By Antonio Guerrero
Nigeria’s new economic chief, former World Bank managing director Ngozi Okonjo-Iweala, says she will focus much of her efforts on diversifying her nation’s economy away from overdependence on oil and gas revenues.
Okonjo-Iweala promises economic diversity
Africa’s largest oil producer gets more than 90% of its export revenue from the sector. However, price volatility, coupled with economic sluggishness in the US, which imports one-fifth of its oil from Nigeria, has added pressures on government finances.

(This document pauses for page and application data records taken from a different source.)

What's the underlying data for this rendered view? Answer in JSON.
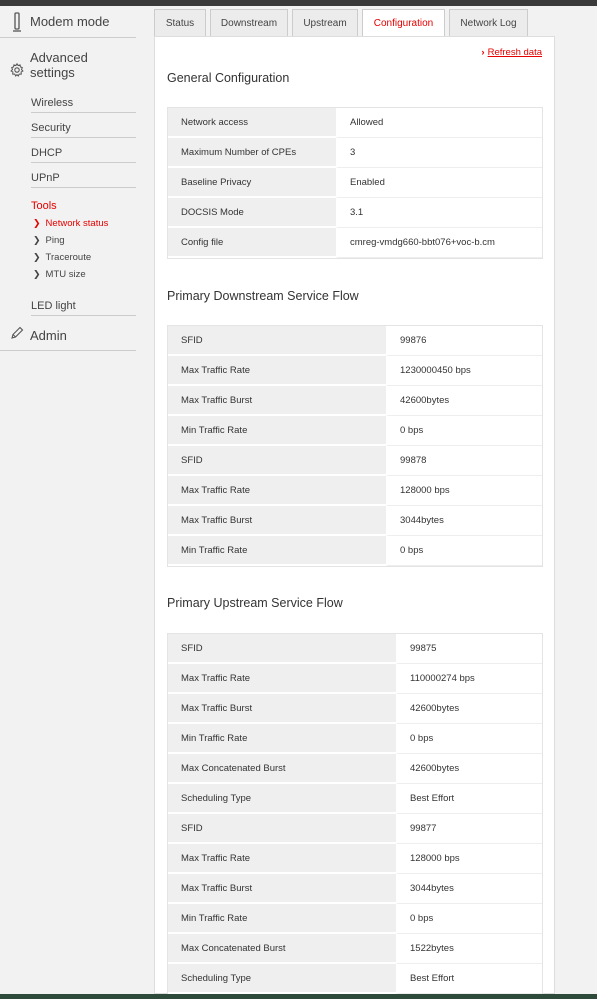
{
  "sidebar": {
    "modem_mode": "Modem mode",
    "advanced_settings": "Advanced settings",
    "items": [
      "Wireless",
      "Security",
      "DHCP",
      "UPnP"
    ],
    "tools": "Tools",
    "tools_items": [
      "Network status",
      "Ping",
      "Traceroute",
      "MTU size"
    ],
    "led_light": "LED light",
    "admin": "Admin"
  },
  "tabs": [
    "Status",
    "Downstream",
    "Upstream",
    "Configuration",
    "Network Log"
  ],
  "refresh_label": "Refresh data",
  "general": {
    "title": "General Configuration",
    "rows": [
      {
        "k": "Network access",
        "v": "Allowed"
      },
      {
        "k": "Maximum Number of CPEs",
        "v": "3"
      },
      {
        "k": "Baseline Privacy",
        "v": "Enabled"
      },
      {
        "k": "DOCSIS Mode",
        "v": "3.1"
      },
      {
        "k": "Config file",
        "v": "cmreg-vmdg660-bbt076+voc-b.cm"
      }
    ]
  },
  "downstream": {
    "title": "Primary Downstream Service Flow",
    "rows": [
      {
        "k": "SFID",
        "v": "99876"
      },
      {
        "k": "Max Traffic Rate",
        "v": "1230000450 bps"
      },
      {
        "k": "Max Traffic Burst",
        "v": "42600bytes"
      },
      {
        "k": "Min Traffic Rate",
        "v": "0 bps"
      },
      {
        "k": "SFID",
        "v": "99878"
      },
      {
        "k": "Max Traffic Rate",
        "v": "128000 bps"
      },
      {
        "k": "Max Traffic Burst",
        "v": "3044bytes"
      },
      {
        "k": "Min Traffic Rate",
        "v": "0 bps"
      }
    ]
  },
  "upstream": {
    "title": "Primary Upstream Service Flow",
    "rows": [
      {
        "k": "SFID",
        "v": "99875"
      },
      {
        "k": "Max Traffic Rate",
        "v": "110000274 bps"
      },
      {
        "k": "Max Traffic Burst",
        "v": "42600bytes"
      },
      {
        "k": "Min Traffic Rate",
        "v": "0 bps"
      },
      {
        "k": "Max Concatenated Burst",
        "v": "42600bytes"
      },
      {
        "k": "Scheduling Type",
        "v": "Best Effort"
      },
      {
        "k": "SFID",
        "v": "99877"
      },
      {
        "k": "Max Traffic Rate",
        "v": "128000 bps"
      },
      {
        "k": "Max Traffic Burst",
        "v": "3044bytes"
      },
      {
        "k": "Min Traffic Rate",
        "v": "0 bps"
      },
      {
        "k": "Max Concatenated Burst",
        "v": "1522bytes"
      },
      {
        "k": "Scheduling Type",
        "v": "Best Effort"
      }
    ]
  },
  "colors": {
    "accent": "#e60000",
    "key_bg": "#efefef"
  }
}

Okonjo-Iweala has a strong track record, having already been finance minister from 2003 to 2006. One of her biggest achievements was getting Paris Club creditors to write off $18 billion in Nigerian debt. She also fired corrupt officials and increased transparency. She left the post when she was briefly appointed foreign minister.
However, she now inherits an economy in which government spending has been bloated by wage increases and electoral spending. In May, parliament approved a budget amendment that allows the government to increase spending by another 17% this year. With President Jonathan Goodluck’s People’s Democratic Party reducing its parliamentary majority in April’s elections, Okonjo-Iweala will face political hurdles in getting her proposals approved. The ruling party still has a 56% majority in the National Assembly, though the figure was 74% in 2007.
In her new role, Okonjo-Iweala has been tasked by Goodluck to coordinate economic policy, giving her an expanded mandate. She now has the titles of coordinating minister for the economy and minister of finance. The economic maven must find a way to increase energy, infrastructure and agriculture investments to diversify the economy and reduce unemployment, while keeping government finances under control. “The expectation, not just for Nigerians but for the whole world, is quite high,” Goodluck said after swearing in her in.
Okonjo-Iweala noted: “People expect so much from you; some feel that you have the magic wand to change everything. The task is daunting.”